- _TASK PROMPT_
Exact copies of all records below are needed.

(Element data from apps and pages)
=== Begin Enclosure ===

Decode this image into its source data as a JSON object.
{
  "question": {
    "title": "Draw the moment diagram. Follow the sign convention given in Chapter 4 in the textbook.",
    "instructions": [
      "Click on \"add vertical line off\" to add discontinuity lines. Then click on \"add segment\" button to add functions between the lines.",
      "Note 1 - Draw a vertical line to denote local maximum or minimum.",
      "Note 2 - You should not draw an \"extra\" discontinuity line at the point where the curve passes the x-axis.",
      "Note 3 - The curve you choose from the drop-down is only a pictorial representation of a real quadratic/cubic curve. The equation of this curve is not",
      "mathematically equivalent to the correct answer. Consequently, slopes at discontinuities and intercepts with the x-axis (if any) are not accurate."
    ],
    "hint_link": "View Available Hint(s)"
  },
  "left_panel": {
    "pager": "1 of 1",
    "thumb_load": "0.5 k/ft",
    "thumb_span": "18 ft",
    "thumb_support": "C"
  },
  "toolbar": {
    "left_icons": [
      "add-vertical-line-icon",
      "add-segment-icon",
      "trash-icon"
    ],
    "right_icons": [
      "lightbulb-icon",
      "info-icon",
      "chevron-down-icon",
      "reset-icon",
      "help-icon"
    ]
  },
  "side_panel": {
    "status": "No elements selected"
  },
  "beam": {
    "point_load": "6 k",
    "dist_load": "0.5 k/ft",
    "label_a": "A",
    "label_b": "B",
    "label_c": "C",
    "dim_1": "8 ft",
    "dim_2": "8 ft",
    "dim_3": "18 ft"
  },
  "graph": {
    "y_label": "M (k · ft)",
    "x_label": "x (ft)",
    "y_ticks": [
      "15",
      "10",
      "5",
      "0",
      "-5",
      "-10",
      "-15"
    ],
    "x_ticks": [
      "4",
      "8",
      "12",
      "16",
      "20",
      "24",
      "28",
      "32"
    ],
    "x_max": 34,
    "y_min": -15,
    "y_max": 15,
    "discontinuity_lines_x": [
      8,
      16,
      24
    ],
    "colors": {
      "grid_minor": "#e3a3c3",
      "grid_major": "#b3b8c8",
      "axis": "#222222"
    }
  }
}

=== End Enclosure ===

- _ANSWER TO THIS PROBLEM_
Decode this image into its source data as a JSON object.
{
  "question": {
    "title": "Draw the moment diagram. Follow the sign convention given in Chapter 4 in the textbook.",
    "instructions": [
      "Click on \"add vertical line off\" to add discontinuity lines. Then click on \"add segment\" button to add functions between the lines.",
      "Note 1 - Draw a vertical line to denote local maximum or minimum.",
      "Note 2 - You should not draw an \"extra\" discontinuity line at the point where the curve passes the x-axis.",
      "Note 3 - The curve you choose from the drop-down is only a pictorial representation of a real quadratic/cubic curve. The equation of this curve is not",
      "mathematically equivalent to the correct answer. Consequently, slopes at discontinuities and intercepts with the x-axis (if any) are not accurate."
    ],
    "hint_link": "View Available Hint(s)"
  },
  "left_panel": {
    "pager": "1 of 1",
    "thumb_load": "0.5 k/ft",
    "thumb_span": "18 ft",
    "thumb_support": "C"
  },
  "toolbar": {
    "left_icons": [
      "add-vertical-line-icon",
      "add-segment-icon",
      "trash-icon"
    ],
    "right_icons": [
      "lightbulb-icon",
      "info-icon",
      "chevron-down-icon",
      "reset-icon",
      "help-icon"
    ]
  },
  "side_panel": {
    "status": "No elements selected"
  },
  "beam": {
    "point_load": "6 k",
    "dist_load": "0.5 k/ft",
    "label_a": "A",
    "label_b": "B",
    "label_c": "C",
    "dim_1": "8 ft",
    "dim_2": "8 ft",
    "dim_3": "18 ft"
  },
  "graph": {
    "y_label": "M (k · ft)",
    "x_label": "x (ft)",
    "y_ticks": [
      "15",
      "10",
      "5",
      "0",
      "-5",
      "-10",
      "-15"
    ],
    "x_ticks": [
      "4",
      "8",
      "12",
      "16",
      "20",
      "24",
      "28",
      "32"
    ],
    "x_max": 34,
    "y_min": -15,
    "y_max": 15,
    "discontinuity_lines_x": [
      8,
      16,
      24
    ],
    "colors": {
      "grid_minor": "#e3a3c3",
      "grid_major": "#b3b8c8",
      "axis": "#222222"
    }
  }
}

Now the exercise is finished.